CAMBRIDGE, N.Y. - To the Texas EquuSearch team, Jaliek Rainwalker is case number 861. But he's more than a just number. The group's founder knows exactly what families of missing people go through.
Texas EquuSearch Director Tim Miller said, "One morning my own daughter disappeared. Police said she was a runaway. We couldn't get any help. We were paralyzed and didn't know what to do."
Seventeen months later, Tim's daughter Laurie was found dead. She had been murdered and left in a field just 2 1/2 miles from his home. Several years later, a family of another missing person contacted him, asking him for help.
"That moment is when I made a promise to Laurie and to God that I'd never leave a family alone," he said.
In 2000, Texas EquuSearch was founded. It's sole purpose is to help locate missing people, and while it started as a group of searchers mounted on horseback, it's become much more.
Greenwich-Cambridge Chief of Police George Bell said, "It's an additional set of tools to help look for Jaliek. It's a real positive thing."

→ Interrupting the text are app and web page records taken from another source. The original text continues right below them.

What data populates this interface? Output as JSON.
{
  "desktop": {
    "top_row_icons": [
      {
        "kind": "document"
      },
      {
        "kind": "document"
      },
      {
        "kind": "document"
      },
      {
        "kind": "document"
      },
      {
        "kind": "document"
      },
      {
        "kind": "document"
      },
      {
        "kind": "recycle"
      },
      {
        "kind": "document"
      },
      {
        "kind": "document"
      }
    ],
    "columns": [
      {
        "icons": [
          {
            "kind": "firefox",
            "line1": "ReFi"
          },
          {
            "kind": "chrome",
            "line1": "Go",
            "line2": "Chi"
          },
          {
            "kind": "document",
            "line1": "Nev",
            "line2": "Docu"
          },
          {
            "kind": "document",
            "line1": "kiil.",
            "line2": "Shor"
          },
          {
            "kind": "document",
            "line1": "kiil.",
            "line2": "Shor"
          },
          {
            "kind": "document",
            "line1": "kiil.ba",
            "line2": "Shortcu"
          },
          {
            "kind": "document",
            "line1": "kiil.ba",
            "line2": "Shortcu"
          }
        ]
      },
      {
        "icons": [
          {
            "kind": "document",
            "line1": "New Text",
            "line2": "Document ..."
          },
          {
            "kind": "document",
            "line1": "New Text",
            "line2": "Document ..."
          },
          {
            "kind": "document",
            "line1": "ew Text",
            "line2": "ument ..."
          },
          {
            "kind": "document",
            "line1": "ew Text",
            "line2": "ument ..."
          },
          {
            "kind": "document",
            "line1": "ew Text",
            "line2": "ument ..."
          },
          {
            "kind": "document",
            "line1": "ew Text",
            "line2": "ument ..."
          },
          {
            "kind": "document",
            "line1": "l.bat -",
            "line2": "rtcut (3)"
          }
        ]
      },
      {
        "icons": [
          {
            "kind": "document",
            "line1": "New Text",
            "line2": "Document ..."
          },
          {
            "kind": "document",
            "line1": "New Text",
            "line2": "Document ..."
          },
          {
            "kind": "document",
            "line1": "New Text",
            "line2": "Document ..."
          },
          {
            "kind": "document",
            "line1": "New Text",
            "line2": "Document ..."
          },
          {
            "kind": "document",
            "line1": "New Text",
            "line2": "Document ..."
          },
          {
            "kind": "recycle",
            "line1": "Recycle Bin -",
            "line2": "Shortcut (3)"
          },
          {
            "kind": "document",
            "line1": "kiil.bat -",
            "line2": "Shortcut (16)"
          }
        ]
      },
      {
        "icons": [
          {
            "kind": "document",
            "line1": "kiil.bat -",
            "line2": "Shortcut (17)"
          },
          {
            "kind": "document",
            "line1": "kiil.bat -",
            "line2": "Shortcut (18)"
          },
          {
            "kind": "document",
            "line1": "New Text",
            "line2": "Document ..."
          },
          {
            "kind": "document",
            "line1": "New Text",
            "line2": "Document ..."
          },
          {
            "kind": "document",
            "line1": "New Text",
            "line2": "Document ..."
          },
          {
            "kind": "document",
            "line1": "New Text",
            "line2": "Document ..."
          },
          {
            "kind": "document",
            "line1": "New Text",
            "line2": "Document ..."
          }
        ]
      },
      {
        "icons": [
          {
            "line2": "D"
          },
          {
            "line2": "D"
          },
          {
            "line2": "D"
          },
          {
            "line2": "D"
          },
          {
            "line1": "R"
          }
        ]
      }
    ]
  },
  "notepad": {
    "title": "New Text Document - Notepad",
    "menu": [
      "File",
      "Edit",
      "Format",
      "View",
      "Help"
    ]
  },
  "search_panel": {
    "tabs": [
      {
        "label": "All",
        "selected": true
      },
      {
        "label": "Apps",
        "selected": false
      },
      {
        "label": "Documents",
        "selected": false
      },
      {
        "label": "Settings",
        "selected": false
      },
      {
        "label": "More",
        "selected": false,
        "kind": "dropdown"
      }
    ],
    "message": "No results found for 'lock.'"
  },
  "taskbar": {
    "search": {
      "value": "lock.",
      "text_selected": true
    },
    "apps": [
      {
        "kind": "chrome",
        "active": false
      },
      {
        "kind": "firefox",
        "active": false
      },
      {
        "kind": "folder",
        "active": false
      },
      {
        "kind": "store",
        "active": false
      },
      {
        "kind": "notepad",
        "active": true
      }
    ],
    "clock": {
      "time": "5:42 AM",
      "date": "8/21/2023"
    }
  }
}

Miller said, "On Jaliek's case, we're bringing in some people from a sheriff's department in Minnesota and their sonar equipment. We're bringing in a a drone place from Texas and ground crews from Atlanta."
The services are free of charge. The group website lists hundreds of missing people, some of whom are still missing, and some of whom have been found with the help of Tim Miller and his team.
"We brought more than 260 alive and many would have been dead. As of two weeks ago, we recovered our 82nd victim. The only thing I regret now on Jaliek's case is that it's taken us so long to get here," said Miller.
But he said he hopes to make up for lost time with the resources he's bringing in. The drone plane may be flown in as early as this week.